## TASK PROMPT
Repeat the data exactly, so that every line matches the original.
EXERCISE DATA Block Start
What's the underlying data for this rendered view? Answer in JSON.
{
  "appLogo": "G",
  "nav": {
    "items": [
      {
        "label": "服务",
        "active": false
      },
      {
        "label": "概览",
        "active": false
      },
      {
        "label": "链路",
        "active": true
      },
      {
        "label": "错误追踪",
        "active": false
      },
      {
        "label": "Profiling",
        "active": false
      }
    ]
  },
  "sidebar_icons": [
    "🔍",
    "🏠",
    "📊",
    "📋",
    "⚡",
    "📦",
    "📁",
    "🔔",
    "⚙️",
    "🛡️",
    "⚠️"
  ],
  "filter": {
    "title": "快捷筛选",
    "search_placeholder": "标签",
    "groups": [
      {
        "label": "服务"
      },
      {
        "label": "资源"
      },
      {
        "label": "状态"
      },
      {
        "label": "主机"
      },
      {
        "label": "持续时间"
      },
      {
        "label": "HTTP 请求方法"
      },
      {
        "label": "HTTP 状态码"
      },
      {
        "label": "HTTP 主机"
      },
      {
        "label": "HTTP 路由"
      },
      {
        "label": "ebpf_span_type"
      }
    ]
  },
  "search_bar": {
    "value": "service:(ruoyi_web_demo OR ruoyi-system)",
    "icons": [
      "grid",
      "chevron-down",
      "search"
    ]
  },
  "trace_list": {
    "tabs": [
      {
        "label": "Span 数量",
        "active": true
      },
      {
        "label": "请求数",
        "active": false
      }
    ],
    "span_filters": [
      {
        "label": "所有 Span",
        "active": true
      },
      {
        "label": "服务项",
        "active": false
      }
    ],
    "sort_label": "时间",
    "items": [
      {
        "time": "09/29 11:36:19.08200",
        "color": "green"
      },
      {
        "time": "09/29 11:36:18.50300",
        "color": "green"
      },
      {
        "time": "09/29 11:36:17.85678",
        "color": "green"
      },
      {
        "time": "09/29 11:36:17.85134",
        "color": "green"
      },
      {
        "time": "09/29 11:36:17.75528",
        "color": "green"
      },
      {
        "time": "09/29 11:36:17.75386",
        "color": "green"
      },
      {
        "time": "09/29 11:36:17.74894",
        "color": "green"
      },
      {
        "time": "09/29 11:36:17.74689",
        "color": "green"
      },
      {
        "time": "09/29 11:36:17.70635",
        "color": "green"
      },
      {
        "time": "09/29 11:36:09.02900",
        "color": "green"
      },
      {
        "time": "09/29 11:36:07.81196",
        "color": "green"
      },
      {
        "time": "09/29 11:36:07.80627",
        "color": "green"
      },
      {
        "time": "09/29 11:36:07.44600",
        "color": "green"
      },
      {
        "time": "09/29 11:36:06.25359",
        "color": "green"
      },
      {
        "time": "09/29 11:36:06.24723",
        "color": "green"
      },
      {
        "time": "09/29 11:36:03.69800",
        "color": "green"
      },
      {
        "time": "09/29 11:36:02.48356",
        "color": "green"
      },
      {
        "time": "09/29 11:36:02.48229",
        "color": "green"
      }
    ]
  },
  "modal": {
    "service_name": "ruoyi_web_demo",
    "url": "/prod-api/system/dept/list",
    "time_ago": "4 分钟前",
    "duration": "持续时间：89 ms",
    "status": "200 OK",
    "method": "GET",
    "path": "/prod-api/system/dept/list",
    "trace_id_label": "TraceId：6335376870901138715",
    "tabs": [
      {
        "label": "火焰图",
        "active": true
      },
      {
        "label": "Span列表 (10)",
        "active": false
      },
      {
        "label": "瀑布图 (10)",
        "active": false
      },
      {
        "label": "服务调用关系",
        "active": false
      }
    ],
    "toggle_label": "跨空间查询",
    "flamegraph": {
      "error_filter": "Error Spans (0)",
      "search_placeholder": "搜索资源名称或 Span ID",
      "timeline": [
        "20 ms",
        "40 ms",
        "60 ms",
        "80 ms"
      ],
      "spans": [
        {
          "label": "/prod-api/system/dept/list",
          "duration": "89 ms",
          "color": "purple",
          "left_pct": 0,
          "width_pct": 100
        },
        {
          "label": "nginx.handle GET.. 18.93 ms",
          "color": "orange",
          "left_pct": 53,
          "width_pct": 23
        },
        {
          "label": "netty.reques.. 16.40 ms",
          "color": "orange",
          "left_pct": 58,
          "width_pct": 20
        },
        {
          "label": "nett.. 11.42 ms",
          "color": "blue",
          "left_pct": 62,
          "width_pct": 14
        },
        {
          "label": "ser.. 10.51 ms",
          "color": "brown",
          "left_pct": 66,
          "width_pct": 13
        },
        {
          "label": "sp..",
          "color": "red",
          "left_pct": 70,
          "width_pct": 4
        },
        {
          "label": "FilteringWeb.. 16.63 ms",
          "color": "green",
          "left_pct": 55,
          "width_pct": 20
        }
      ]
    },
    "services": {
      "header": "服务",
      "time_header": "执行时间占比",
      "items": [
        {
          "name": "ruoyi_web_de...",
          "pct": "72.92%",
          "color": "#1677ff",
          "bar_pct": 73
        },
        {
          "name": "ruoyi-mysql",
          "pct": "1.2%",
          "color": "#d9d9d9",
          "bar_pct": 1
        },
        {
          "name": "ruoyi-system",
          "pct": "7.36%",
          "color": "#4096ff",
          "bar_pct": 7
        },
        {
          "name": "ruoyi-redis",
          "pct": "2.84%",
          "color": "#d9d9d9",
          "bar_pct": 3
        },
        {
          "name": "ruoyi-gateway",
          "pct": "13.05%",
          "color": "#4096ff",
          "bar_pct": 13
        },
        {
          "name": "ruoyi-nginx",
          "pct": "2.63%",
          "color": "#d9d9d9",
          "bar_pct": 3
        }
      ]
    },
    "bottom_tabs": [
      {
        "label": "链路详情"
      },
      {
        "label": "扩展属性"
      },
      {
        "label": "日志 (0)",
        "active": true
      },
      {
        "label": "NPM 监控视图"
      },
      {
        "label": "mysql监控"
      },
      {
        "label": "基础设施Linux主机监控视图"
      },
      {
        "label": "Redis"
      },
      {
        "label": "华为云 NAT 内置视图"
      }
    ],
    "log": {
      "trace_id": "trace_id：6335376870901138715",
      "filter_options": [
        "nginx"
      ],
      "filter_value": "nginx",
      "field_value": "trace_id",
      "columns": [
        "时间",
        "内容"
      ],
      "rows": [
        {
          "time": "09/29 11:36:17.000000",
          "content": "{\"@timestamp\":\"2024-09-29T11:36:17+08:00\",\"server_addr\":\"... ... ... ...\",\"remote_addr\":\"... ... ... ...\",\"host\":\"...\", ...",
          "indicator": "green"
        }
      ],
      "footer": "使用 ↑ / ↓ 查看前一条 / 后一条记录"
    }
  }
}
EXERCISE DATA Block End
## ANSWER TO THIS TASK
What's the underlying data for this rendered view? Answer in JSON.
{
  "appLogo": "G",
  "nav": {
    "items": [
      {
        "label": "服务",
        "active": false
      },
      {
        "label": "概览",
        "active": false
      },
      {
        "label": "链路",
        "active": true
      },
      {
        "label": "错误追踪",
        "active": false
      },
      {
        "label": "Profiling",
        "active": false
      }
    ]
  },
  "sidebar_icons": [
    "🔍",
    "🏠",
    "📊",
    "📋",
    "⚡",
    "📦",
    "📁",
    "🔔",
    "⚙️",
    "🛡️",
    "⚠️"
  ],
  "filter": {
    "title": "快捷筛选",
    "search_placeholder": "标签",
    "groups": [
      {
        "label": "服务"
      },
      {
        "label": "资源"
      },
      {
        "label": "状态"
      },
      {
        "label": "主机"
      },
      {
        "label": "持续时间"
      },
      {
        "label": "HTTP 请求方法"
      },
      {
        "label": "HTTP 状态码"
      },
      {
        "label": "HTTP 主机"
      },
      {
        "label": "HTTP 路由"
      },
      {
        "label": "ebpf_span_type"
      }
    ]
  },
  "search_bar": {
    "value": "service:(ruoyi_web_demo OR ruoyi-system)",
    "icons": [
      "grid",
      "chevron-down",
      "search"
    ]
  },
  "trace_list": {
    "tabs": [
      {
        "label": "Span 数量",
        "active": true
      },
      {
        "label": "请求数",
        "active": false
      }
    ],
    "span_filters": [
      {
        "label": "所有 Span",
        "active": true
      },
      {
        "label": "服务项",
        "active": false
      }
    ],
    "sort_label": "时间",
    "items": [
      {
        "time": "09/29 11:36:19.08200",
        "color": "green"
      },
      {
        "time": "09/29 11:36:18.50300",
        "color": "green"
      },
      {
        "time": "09/29 11:36:17.85678",
        "color": "green"
      },
      {
        "time": "09/29 11:36:17.85134",
        "color": "green"
      },
      {
        "time": "09/29 11:36:17.75528",
        "color": "green"
      },
      {
        "time": "09/29 11:36:17.75386",
        "color": "green"
      },
      {
        "time": "09/29 11:36:17.74894",
        "color": "green"
      },
      {
        "time": "09/29 11:36:17.74689",
        "color": "green"
      },
      {
        "time": "09/29 11:36:17.70635",
        "color": "green"
      },
      {
        "time": "09/29 11:36:09.02900",
        "color": "green"
      },
      {
        "time": "09/29 11:36:07.81196",
        "color": "green"
      },
      {
        "time": "09/29 11:36:07.80627",
        "color": "green"
      },
      {
        "time": "09/29 11:36:07.44600",
        "color": "green"
      },
      {
        "time": "09/29 11:36:06.25359",
        "color": "green"
      },
      {
        "time": "09/29 11:36:06.24723",
        "color": "green"
      },
      {
        "time": "09/29 11:36:03.69800",
        "color": "green"
      },
      {
        "time": "09/29 11:36:02.48356",
        "color": "green"
      },
      {
        "time": "09/29 11:36:02.48229",
        "color": "green"
      }
    ]
  },
  "modal": {
    "service_name": "ruoyi_web_demo",
    "url": "/prod-api/system/dept/list",
    "time_ago": "4 分钟前",
    "duration": "持续时间：89 ms",
    "status": "200 OK",
    "method": "GET",
    "path": "/prod-api/system/dept/list",
    "trace_id_label": "TraceId：6335376870901138715",
    "tabs": [
      {
        "label": "火焰图",
        "active": true
      },
      {
        "label": "Span列表 (10)",
        "active": false
      },
      {
        "label": "瀑布图 (10)",
        "active": false
      },
      {
        "label": "服务调用关系",
        "active": false
      }
    ],
    "toggle_label": "跨空间查询",
    "flamegraph": {
      "error_filter": "Error Spans (0)",
      "search_placeholder": "搜索资源名称或 Span ID",
      "timeline": [
        "20 ms",
        "40 ms",
        "60 ms",
        "80 ms"
      ],
      "spans": [
        {
          "label": "/prod-api/system/dept/list",
          "duration": "89 ms",
          "color": "purple",
          "left_pct": 0,
          "width_pct": 100
        },
        {
          "label": "nginx.handle GET.. 18.93 ms",
          "color": "orange",
          "left_pct": 53,
          "width_pct": 23
        },
        {
          "label": "netty.reques.. 16.40 ms",
          "color": "orange",
          "left_pct": 58,
          "width_pct": 20
        },
        {
          "label": "nett.. 11.42 ms",
          "color": "blue",
          "left_pct": 62,
          "width_pct": 14
        },
        {
          "label": "ser.. 10.51 ms",
          "color": "brown",
          "left_pct": 66,
          "width_pct": 13
        },
        {
          "label": "sp..",
          "color": "red",
          "left_pct": 70,
          "width_pct": 4
        },
        {
          "label": "FilteringWeb.. 16.63 ms",
          "color": "green",
          "left_pct": 55,
          "width_pct": 20
        }
      ]
    },
    "services": {
      "header": "服务",
      "time_header": "执行时间占比",
      "items": [
        {
          "name": "ruoyi_web_de...",
          "pct": "72.92%",
          "color": "#1677ff",
          "bar_pct": 73
        },
        {
          "name": "ruoyi-mysql",
          "pct": "1.2%",
          "color": "#d9d9d9",
          "bar_pct": 1
        },
        {
          "name": "ruoyi-system",
          "pct": "7.36%",
          "color": "#4096ff",
          "bar_pct": 7
        },
        {
          "name": "ruoyi-redis",
          "pct": "2.84%",
          "color": "#d9d9d9",
          "bar_pct": 3
        },
        {
          "name": "ruoyi-gateway",
          "pct": "13.05%",
          "color": "#4096ff",
          "bar_pct": 13
        },
        {
          "name": "ruoyi-nginx",
          "pct": "2.63%",
          "color": "#d9d9d9",
          "bar_pct": 3
        }
      ]
    },
    "bottom_tabs": [
      {
        "label": "链路详情"
      },
      {
        "label": "扩展属性"
      },
      {
        "label": "日志 (0)",
        "active": true
      },
      {
        "label": "NPM 监控视图"
      },
      {
        "label": "mysql监控"
      },
      {
        "label": "基础设施Linux主机监控视图"
      },
      {
        "label": "Redis"
      },
      {
        "label": "华为云 NAT 内置视图"
      }
    ],
    "log": {
      "trace_id": "trace_id：6335376870901138715",
      "filter_options": [
        "nginx"
      ],
      "filter_value": "nginx",
      "field_value": "trace_id",
      "columns": [
        "时间",
        "内容"
      ],
      "rows": [
        {
          "time": "09/29 11:36:17.000000",
          "content": "{\"@timestamp\":\"2024-09-29T11:36:17+08:00\",\"server_addr\":\"... ... ... ...\",\"remote_addr\":\"... ... ... ...\",\"host\":\"...\", ...",
          "indicator": "green"
        }
      ],
      "footer": "使用 ↑ / ↓ 查看前一条 / 后一条记录"
    }
  }
}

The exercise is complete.